Obesity was associated with an increased risk of getting cancer in the opposite breast, of getting other cancers, and of dying from other causes, they found.
During the follow-up period, obese women were 1.5 times more likely to get cancer in the opposite breast than were lean women, 1.6 times more likely to get cancers at other sites and 1.3 times more likely to die from all causes than leaner women.
The study, Dignam says, points to the value of weight loss among breast cancer survivors who are obese, even though their obesity doesn't seem to affect how well the tamoxifen works. "Weight reduction and maintenance could have long-term benefits for breast cancer survivors," he says.

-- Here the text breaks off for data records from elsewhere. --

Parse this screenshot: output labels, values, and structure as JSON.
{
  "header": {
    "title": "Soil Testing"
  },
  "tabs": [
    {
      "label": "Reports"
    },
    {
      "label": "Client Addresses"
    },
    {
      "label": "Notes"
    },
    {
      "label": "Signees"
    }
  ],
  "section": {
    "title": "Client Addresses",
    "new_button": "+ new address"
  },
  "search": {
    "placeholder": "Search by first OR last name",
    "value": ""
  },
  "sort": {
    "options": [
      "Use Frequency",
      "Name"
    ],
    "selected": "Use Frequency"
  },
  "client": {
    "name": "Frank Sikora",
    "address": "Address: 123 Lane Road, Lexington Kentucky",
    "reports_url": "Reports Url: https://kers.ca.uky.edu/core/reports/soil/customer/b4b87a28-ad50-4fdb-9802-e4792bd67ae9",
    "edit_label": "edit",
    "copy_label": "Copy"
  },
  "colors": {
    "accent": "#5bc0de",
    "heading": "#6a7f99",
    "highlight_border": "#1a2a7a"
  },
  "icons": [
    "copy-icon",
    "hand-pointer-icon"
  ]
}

Another expert says the study findings will motivate her to urge her obese patients with breast cancer to lose weight. "Up until now, my main emphasis [to overweight patients] has been on not gaining weight," says Dr. Patricia Ganz, director of the Division of Cancer Prevention and Control at the UCLA Jonsson Cancer Center in Los Angeles. "Now, I will encourage them to lose weight. Losing weight may be an important part of the treatment strategy."
This is one of the first studies that finds what a woman weighs when she is diagnosed with breast cancer has an influence on survival and how well she does, Ganz adds.
Tamoxifen (sold under the brand name Nolvadex) is typically taken daily in pill form, usually for five years, according to the American Cancer Society. Its use after surgery can reduce the chances of the breast cancer coming back, several studies have shown.